Hannah Quinlan and Rosie Hastings’s “Centre Stage,” 2016. Credit: Courtesy of the artists & Daata Editions

@Gaybar

The @Gaybar project explores a rather more familiar front line — that of creeping gentrification. The artists Hannah Quinlan and Rosie Hastings document and recreate London’s historic gay bar spaces as they shut down in the face of rapid gentrification. In Venice, they’ll present new film works exploring disappearing LGBTQI spaces in the bar of the Bauer Hotel.

Daata Editions at Zuecca Projects Venice

In @gaybar, Alessandro Posseti, Arcadia Missa, Bauer Hotel, Daata, Daata Editions, daataeditions, David Gryn, Hannah Quinlan, Rosie Hastings, Spazio Ridotto, Uncategorized, Venice, Zuecca Projects on 17/05/2016 at 5:11 pm

2016-05-10-VeniceInvite-Web-insta

Gentrification: featuring Hannah Quinlan & Rosie Hastings

Daata Editions at Zuecca Projects & Spazio Ridotto

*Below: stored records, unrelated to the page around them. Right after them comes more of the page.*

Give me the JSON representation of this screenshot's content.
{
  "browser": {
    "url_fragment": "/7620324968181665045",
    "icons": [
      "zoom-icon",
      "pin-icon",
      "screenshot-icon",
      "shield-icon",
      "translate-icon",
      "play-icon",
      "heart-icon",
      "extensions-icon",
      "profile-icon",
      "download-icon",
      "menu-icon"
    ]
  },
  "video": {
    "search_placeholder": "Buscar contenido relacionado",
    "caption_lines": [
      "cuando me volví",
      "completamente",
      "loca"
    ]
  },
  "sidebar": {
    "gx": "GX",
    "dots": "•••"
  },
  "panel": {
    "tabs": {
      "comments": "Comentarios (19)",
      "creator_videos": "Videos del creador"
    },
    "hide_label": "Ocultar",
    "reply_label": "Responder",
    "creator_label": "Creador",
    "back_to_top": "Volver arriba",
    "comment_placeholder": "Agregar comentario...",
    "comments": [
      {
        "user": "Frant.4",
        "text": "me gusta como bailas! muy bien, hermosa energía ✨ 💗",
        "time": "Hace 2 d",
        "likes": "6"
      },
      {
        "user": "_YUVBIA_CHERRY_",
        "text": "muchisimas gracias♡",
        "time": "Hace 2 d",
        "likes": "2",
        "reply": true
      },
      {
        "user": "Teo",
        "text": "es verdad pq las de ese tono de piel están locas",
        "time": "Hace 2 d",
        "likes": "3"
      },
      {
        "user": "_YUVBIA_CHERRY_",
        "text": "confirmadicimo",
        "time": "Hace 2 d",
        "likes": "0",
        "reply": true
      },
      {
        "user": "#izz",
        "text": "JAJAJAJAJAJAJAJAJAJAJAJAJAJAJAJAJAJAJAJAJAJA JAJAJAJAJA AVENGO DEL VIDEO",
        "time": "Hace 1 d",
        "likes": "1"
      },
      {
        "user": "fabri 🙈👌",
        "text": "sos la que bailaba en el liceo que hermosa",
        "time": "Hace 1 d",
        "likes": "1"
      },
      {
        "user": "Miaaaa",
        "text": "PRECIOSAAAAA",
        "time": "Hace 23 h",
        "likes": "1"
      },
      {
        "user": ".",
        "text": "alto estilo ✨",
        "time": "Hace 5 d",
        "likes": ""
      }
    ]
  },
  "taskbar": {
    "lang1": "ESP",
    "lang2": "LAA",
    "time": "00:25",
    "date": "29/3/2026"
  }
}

BBAR, Bauer Hotel, San Marco 1459, Venice

24 May – 24 Aug 2016

To coincide with the opening of the 15th Venice Architecture Biennale, Daata Editions and Zuecca Projects present Gentrification, an exhibition of new commissioned artworks by Hannah Quinlan & Rosie Hastings.
Alongside Hannah Quinlan & Rosie Hastings’s new work, the BBAR space will also showcase Michael Manning’s Daata Editions commissioned artworks, while a Daata Editions TV Channel will be available in all Bauer Hotel rooms, presenting a selection of new Season Two video, sound, web and poetry editions by artists: Tracey Emin, Michael Manning, Rashaad Newsome, Jacolby Satterwhite, Katie Torn and bitforms gallery selected artists: Sara Ludy, Jonathan Monaghan and Quayola.

Tuesday, 24 May 2016, 6 – 9pm
Party celebrating the opening of Gentrification & PIN-UP magazine’s tenth anniversary

Wednesday, 25 May 2016, 9 – 10am – Breakfast & discussion with David Gryn & Alessandro Posseti

Location: BBAR, Bauer Hotel, San Marco 1459, Venice

Bauer Hotel: http://bauervenezia.com

Press release available by Sutton PR: http://suttonpr.com

Hannah Quinlan & Rosie Hastings are represented by Arcadia Missa